The continuing degradation of the environment increases the risks to the health and well-being of populations everywhere. Pollution reaches drinking water sources, foods and air in both developed and developing countries. In the former, mainly rural areas are affected; in the latter, cities, towns and villages are exposed, in addition to the rural areas. As well as human wastes, livestock wastes add to the production of contaminants. Convection by water is augmented by soil-borne, air-borne and directly contacted bacteria, fungi, parasites and viruses. Food may be contaminated as well. Inadequate sanitary and hydraulic engineering remains the greatest threat to preserving large numbers of the world's population from communicable diseases.
According to a 1998 study of population trends, climate change, increasing pollution and emerging diseases, an estimated 40 percent of deaths around the world can now be attributed to various environmental factors, especially organic and chemical pollutants.
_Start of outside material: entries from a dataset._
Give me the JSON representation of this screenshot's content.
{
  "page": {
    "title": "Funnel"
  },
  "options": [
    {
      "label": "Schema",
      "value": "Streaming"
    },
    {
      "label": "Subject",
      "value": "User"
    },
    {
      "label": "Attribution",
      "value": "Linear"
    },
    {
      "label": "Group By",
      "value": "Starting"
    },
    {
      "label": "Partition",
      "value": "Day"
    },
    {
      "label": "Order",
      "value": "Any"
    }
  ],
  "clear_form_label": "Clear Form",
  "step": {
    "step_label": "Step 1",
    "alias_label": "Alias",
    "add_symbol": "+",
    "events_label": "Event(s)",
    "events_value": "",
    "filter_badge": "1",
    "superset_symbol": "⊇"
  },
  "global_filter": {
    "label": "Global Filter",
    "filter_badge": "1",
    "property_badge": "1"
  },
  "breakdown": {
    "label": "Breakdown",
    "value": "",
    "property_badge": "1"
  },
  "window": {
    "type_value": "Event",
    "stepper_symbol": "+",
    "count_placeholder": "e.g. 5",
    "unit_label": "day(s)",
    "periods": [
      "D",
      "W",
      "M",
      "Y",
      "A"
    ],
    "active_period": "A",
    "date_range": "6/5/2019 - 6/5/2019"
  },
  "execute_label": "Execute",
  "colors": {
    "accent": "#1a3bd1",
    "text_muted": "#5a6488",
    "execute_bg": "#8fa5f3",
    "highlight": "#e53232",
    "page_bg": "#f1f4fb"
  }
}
More broadly, at least 500 million people each year are affected by unhealthy environments as a result of pollution; many of these are infants and children.
In three regions of the Asia-Pacific zone there is remarkably high incidence of amyotrophic lateral sclerosis, parkinsonism, and progressive pre-senile dementia. Studies have singled out heavy use of the neurotoxic seed of cycad plants for food and/or medicine as a likely key etiological factor.